[Exercise details]: Among the entries below, find the lines with "jade" and copy them.

[Excerpts from a dataset]

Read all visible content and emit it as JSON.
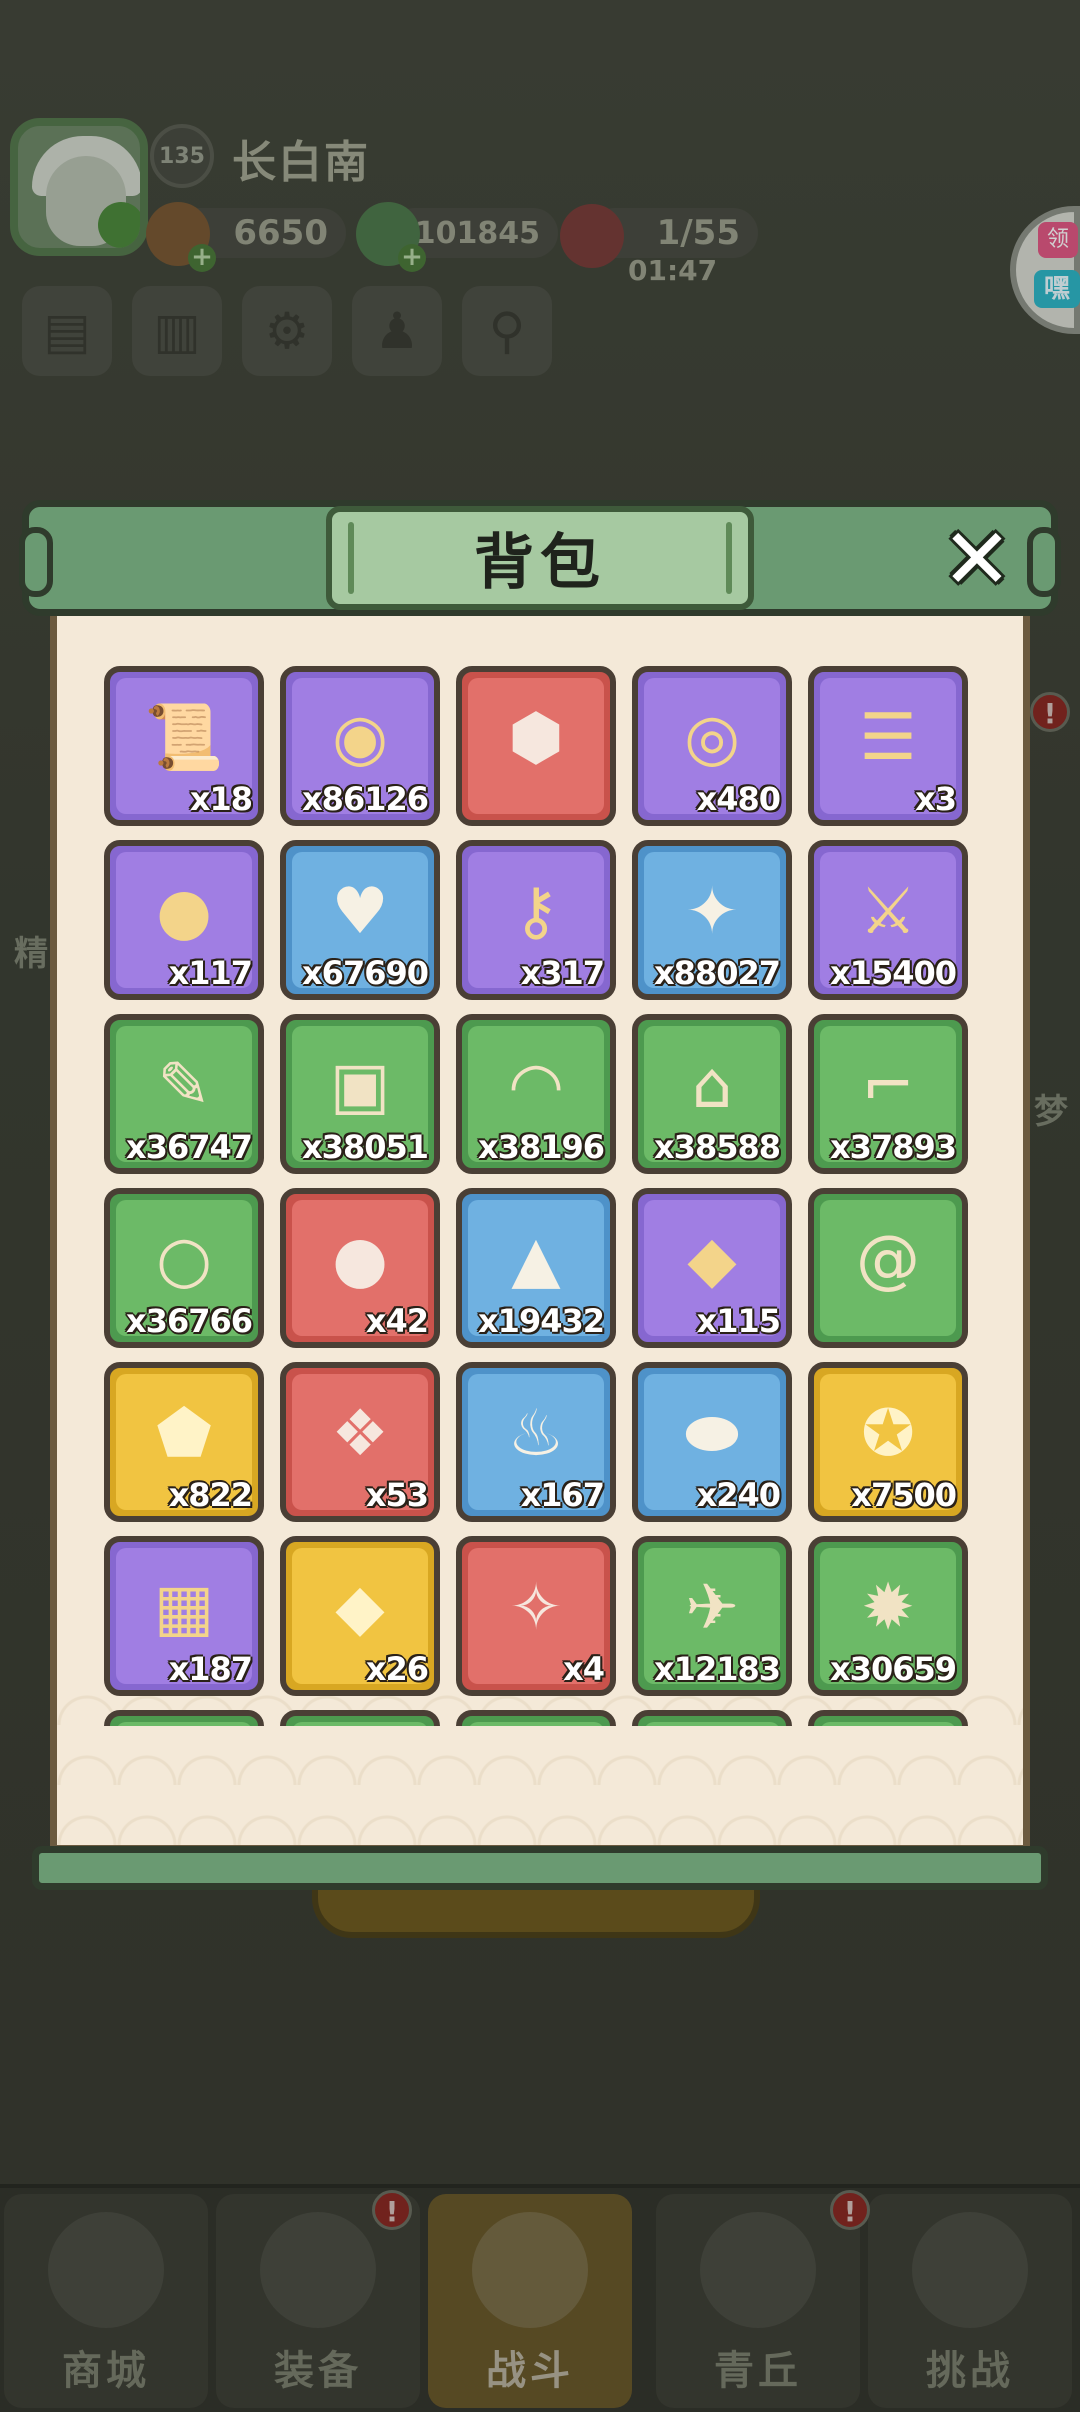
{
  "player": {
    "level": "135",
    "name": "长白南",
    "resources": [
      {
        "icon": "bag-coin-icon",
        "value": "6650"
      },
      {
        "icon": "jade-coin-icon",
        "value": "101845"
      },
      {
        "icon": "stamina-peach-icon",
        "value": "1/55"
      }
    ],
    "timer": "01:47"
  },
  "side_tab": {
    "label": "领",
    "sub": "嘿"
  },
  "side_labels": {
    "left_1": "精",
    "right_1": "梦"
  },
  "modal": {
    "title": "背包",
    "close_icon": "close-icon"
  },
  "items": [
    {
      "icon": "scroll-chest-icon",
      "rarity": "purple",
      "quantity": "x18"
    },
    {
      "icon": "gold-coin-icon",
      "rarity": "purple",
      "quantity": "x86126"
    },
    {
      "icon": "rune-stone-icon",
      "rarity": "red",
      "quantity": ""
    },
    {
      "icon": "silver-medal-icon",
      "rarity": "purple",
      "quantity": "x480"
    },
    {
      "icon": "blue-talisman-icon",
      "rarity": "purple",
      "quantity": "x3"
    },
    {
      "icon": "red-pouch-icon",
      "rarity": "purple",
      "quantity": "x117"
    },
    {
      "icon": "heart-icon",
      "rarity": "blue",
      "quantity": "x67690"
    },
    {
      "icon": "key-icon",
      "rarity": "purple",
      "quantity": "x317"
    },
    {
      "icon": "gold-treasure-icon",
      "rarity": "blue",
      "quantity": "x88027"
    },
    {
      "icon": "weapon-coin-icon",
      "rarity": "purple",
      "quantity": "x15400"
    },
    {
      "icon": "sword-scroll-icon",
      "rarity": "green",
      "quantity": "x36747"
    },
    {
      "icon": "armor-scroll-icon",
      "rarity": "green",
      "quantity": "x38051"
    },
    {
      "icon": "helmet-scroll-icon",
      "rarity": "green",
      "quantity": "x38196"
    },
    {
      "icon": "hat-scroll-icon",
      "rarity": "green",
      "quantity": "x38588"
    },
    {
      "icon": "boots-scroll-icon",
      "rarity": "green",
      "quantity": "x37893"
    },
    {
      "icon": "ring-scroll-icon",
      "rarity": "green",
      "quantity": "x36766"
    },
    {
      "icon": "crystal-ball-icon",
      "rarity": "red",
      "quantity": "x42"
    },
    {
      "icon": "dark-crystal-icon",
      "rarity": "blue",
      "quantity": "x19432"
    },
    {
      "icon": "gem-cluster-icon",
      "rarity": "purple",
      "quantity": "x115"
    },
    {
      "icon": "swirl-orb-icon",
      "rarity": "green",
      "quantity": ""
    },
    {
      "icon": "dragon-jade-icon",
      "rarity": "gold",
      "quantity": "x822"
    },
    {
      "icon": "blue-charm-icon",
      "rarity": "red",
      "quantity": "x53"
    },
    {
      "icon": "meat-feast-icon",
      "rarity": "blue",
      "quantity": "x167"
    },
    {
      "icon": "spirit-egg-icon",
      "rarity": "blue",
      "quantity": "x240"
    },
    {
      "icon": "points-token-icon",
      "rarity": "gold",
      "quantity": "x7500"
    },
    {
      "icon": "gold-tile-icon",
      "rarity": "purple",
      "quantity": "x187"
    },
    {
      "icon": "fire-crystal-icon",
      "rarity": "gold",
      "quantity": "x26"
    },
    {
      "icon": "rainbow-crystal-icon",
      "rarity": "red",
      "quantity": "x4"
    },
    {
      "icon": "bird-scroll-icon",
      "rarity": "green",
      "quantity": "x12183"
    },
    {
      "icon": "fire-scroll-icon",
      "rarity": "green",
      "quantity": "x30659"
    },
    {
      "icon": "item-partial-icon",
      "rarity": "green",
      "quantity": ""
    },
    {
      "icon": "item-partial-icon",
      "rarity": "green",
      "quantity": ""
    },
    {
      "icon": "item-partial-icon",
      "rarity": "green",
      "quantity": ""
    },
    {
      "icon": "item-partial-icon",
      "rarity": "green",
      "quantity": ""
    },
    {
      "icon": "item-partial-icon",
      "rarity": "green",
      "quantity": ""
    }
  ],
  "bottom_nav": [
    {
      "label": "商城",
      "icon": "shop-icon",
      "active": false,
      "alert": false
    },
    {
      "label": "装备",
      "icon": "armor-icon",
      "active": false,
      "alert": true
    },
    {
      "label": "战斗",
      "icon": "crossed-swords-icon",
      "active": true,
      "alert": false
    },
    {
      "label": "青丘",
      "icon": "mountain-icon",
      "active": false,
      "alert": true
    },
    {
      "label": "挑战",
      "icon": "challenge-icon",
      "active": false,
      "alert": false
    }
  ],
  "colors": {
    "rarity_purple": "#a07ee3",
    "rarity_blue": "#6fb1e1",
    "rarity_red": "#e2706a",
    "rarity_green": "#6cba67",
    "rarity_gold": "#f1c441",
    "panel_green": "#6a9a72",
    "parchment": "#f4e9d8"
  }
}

[Task solution]:
        "icon": "jade-coin-icon",
      "icon": "dragon-jade-icon",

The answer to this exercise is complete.